63 Explain why switching to more efficient lightbulbs will help reduce the school’s contribution to global warming.
Base your answers to questions 71 and 72 on the diagram below and on your knowledge of biology. The diagram identifies four groups that can have an effect on air quality in New York State.
71 Identify one specific air-quality problem caused by pollution that affects New York State.
72 Select one of the four groups and record its name on the space below. Describe one way the group you selected could help to improve the air quality in New York State.
Car manufacturers have begun to explore the use of biofuels, such as biodiesel, ethanol, and cooking oils made from plant material. The desired outcome of using these biofuels would be:
(1) a decrease in the use of fossil fuels
(2) a decrease in the release of oxygen gas
(3) an increase in abiotic resources
(4) an increase in global warming

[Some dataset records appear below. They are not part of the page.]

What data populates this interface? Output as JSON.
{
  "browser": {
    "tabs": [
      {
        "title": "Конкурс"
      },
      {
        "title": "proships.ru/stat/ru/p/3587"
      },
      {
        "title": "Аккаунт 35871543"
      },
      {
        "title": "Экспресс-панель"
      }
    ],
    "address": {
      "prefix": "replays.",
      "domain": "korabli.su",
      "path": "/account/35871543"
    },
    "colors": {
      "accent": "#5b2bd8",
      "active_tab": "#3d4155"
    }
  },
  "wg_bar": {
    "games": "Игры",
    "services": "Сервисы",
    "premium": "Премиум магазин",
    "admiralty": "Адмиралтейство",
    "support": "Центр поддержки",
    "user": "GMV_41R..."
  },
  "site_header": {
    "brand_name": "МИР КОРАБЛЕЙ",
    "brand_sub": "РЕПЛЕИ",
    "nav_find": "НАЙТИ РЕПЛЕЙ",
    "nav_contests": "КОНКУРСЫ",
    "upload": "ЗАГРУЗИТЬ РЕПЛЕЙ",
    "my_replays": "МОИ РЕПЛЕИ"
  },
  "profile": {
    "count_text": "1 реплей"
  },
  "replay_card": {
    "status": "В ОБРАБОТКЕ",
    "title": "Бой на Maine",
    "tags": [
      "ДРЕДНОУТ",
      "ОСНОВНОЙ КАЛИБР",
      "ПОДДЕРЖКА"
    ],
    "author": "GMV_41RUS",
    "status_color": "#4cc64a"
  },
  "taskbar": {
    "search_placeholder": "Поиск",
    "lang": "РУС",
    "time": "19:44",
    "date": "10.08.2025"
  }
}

It’s easy to see what’s wrong with these questions; they all assume essentially political positions based on a superficial veneer of science. Implicit in the last question, for example, is the assumption all fossil fuels are simply bad, but we know none of what we consider today’s high standard of living would be possible without them and we know, further, that some fossil fuels, such as natural gas, are much better than others and contributing to major CO2 reductions from our energy use. We also know New York State is heavily dependent on this resource. Finally, we know biofuels, particularly ethanol, can have huge negative environmental consequences. So, why is the question phrased in a manner to ignore every bit of this? What purpose does such a question have if not indoctrination?
Similar assumptions go into all the questions and answers. The global temperature rise question and answers, for instance, assume “sea levels might rise enough to flood some coastal areas,” but sea levels have been rising for a very long time and, “on average, the ocean floor has been gradually sinking since the last Ice Age peak, 20,000 years ago” according to the EPA. Why are students effectively being told sea level rises are simply attributable to man’s activities, if not for indoctrination purposes? It’s the kind of nonsense that feeds headlines such as “The Fracked Gas Power Plant That Could Put New York City Underwater” in a recent EcoWatch story by the lying Josh Fox.
And, take a look at the question and answers regarding the solar rebate. That could have been a good one in making students think about tradeoffs, but notice how none of the selections get it quite right. The language also reinforces the idea solar must be better and only a selfish concern with higher taxes stands in the way of environmental progress.
Thoughtful readers will see the bias and indoctrination involved with all these examples. Some, no doubt, will think that’s just fine if they share the agendas put forth here by the Board of Regents. As for me, though, I find this indoctrination deeply troubling as it shows New York State is busy trying to shape the political minds of its future voters. We are now servants of our government and they are our masters; the exact reverse of what government is supposed to be. No wonder the Empire State is crumbling!